Lawrence encouraged Kansas City attendees to "use the week as a springboard to the future by taking full advantage of the opportunities offered by SkillsUSA."
"Students, you are here because of your skill, your attitude, and your dedication to excellence," he said. "You are among the best of the best in this national showcase of talent."
Sidebar: Who's Who At SkillsUSAKANSAS CITY, Mo. - The who's who in the HVACR component at the most recent SkillsUSA championship in Kansas City was extensive. Manufacturers supplied a plethora of tools of the trade for the first-, second-, and third-place winners, and a number of gifts were included in goodie bags given to all 54 participants. Manufacturers, trade associations, and schools supplied industry professionals who served as judges, seminar presenters, and volunteers in many areas.
To list all who offered their support and/or had a product or person on site would be a daunting task. But for the record, there are official lists of technical committee members and national education team members. Here are those two lists, based on printed documentation supplied by SkillsUSA HVACR officials.
The Technical Committee is comprised of Co-Chair Lynn Bosse, Lennox; Co-Chair Rob Dohse, Carrier; Larry Banas, Emerson; Raymond Granderson, Rheem; James Knutson, Scotsman; Rick Lebeau, JKL Technical Sales; Jerry Meyer, Ingersoll-Rand/Climate Control Technical Learning; Bob Mikell, Carrier; Patrick Murphy, North American Technician Excellence; and Renee Tomlinson, Refrigeration Service Engineers Society.

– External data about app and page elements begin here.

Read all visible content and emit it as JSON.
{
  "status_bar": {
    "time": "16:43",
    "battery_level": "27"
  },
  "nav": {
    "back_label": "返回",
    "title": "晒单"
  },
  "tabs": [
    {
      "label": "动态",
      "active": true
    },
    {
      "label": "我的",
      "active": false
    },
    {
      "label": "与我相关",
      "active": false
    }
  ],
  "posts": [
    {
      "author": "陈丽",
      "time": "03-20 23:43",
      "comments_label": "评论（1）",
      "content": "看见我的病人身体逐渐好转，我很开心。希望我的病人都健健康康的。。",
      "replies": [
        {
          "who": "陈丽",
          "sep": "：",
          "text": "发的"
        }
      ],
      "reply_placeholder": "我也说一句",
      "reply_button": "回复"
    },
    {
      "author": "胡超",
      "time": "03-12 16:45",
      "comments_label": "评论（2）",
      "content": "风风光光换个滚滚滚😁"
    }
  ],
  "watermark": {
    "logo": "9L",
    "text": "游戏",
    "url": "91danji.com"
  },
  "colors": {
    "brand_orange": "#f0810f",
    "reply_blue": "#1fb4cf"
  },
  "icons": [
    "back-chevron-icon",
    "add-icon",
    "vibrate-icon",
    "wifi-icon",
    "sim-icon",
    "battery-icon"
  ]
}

The National Education Team includes Chair Rick Dorssom, Charles Drew, and George Hoeffner, all of Hillyard Technical Center of Missouri, as well as Todd Huxford of South Central Technical College of Minnesota.
For more information, visit www.skillsusa.org.

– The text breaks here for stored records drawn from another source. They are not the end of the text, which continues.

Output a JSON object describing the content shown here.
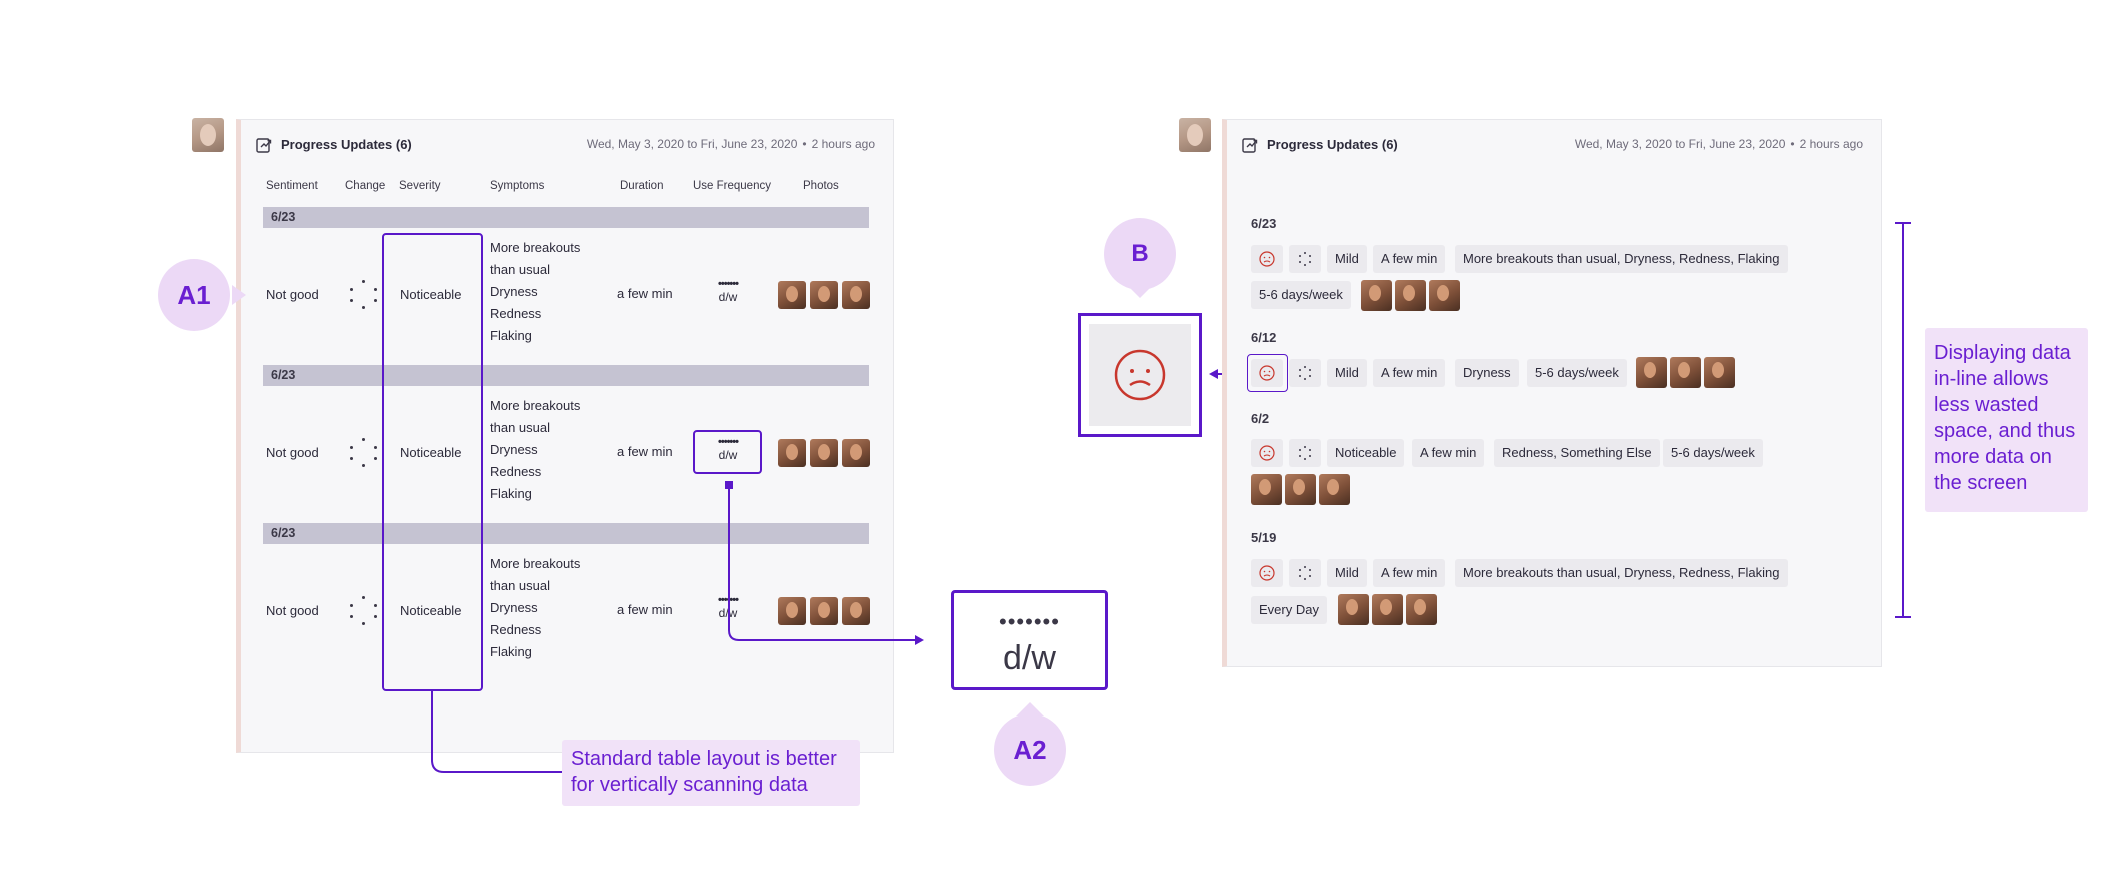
{
  "colors": {
    "accent": "#5a18c9",
    "callout_bg": "#ecd9f6",
    "note_bg": "#f1e2f8",
    "date_bar": "#c5c3d2",
    "sad_face": "#c8372d"
  },
  "left_card": {
    "title": "Progress Updates (6)",
    "dates": "Wed, May 3, 2020 to Fri, June 23, 2020",
    "ago": "2 hours ago",
    "columns": [
      "Sentiment",
      "Change",
      "Severity",
      "Symptoms",
      "Duration",
      "Use Frequency",
      "Photos"
    ],
    "rows": [
      {
        "date": "6/23",
        "sentiment": "Not good",
        "severity": "Noticeable",
        "symptoms": [
          "More breakouts",
          "than usual",
          "Dryness",
          "Redness",
          "Flaking"
        ],
        "duration": "a few min",
        "freq_dots": "•••••••",
        "freq_unit": "d/w"
      },
      {
        "date": "6/23",
        "sentiment": "Not good",
        "severity": "Noticeable",
        "symptoms": [
          "More breakouts",
          "than usual",
          "Dryness",
          "Redness",
          "Flaking"
        ],
        "duration": "a few min",
        "freq_dots": "•••••••",
        "freq_unit": "d/w"
      },
      {
        "date": "6/23",
        "sentiment": "Not good",
        "severity": "Noticeable",
        "symptoms": [
          "More breakouts",
          "than usual",
          "Dryness",
          "Redness",
          "Flaking"
        ],
        "duration": "a few min",
        "freq_dots": "•••••••",
        "freq_unit": "d/w"
      }
    ]
  },
  "right_card": {
    "title": "Progress Updates (6)",
    "dates": "Wed, May 3, 2020 to Fri, June 23, 2020",
    "ago": "2 hours ago",
    "entries": [
      {
        "date": "6/23",
        "severity": "Mild",
        "duration": "A few min",
        "symptoms": "More breakouts than usual, Dryness, Redness, Flaking",
        "frequency": "5-6 days/week"
      },
      {
        "date": "6/12",
        "severity": "Mild",
        "duration": "A few min",
        "symptoms": "Dryness",
        "frequency": "5-6 days/week"
      },
      {
        "date": "6/2",
        "severity": "Noticeable",
        "duration": "A few min",
        "symptoms": "Redness, Something Else",
        "frequency": "5-6 days/week"
      },
      {
        "date": "5/19",
        "severity": "Mild",
        "duration": "A few min",
        "symptoms": "More breakouts than usual, Dryness, Redness, Flaking",
        "frequency": "Every Day"
      }
    ]
  },
  "callouts": {
    "a1": "A1",
    "a2": "A2",
    "b": "B",
    "table_note": "Standard table layout is better for vertically scanning data",
    "inline_note": "Displaying data in-line allows less wasted space, and thus more data on the screen"
  },
  "zoom": {
    "freq_dots": "•••••••",
    "freq_unit": "d/w"
  }
}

Sidebar: Winners Selected In Plumbing ContestKANSAS CITY, Mo. - The six winners of the residential plumbing contest of the SkillsUSA Championships were announced June 24 during an awards session of the SkillsUSA National Leadership and Skills Conference. The contest was organized and co-sponsored by the Plumbing-Heating-Cooling Contractors - National Association (PHCC).
The 33 high school and 16 postsecondary plumbing contestants roughed in a variety of fixtures working from a set of specifications. Professional plumbers and pipefitters judged the contestants on the basis of accuracy, workmanship, proper selection and use of tools and supplies, and proper safety practices.
All winners received medallions and tools of their trade and/or scholarships to further their careers and education. The plumbing contest winners in the high school division were Jason Tartaris, Groton, Conn., gold; Shawn Cox, Sanford, N.C., silver; Stephen LaCourse, Jacksonville, Fla., bronze.
Postsecondary winners were Tim Anderson, Jackson, Miss., gold; Chad Schoonover, Orem, Utah, silver; Scott Ford, Medford, N.J., bronze.
For the full list of SkillsUSA winners, visit www.skillsusa-register.org/reports/medalists.aspx.
Publication date: 07/11/2005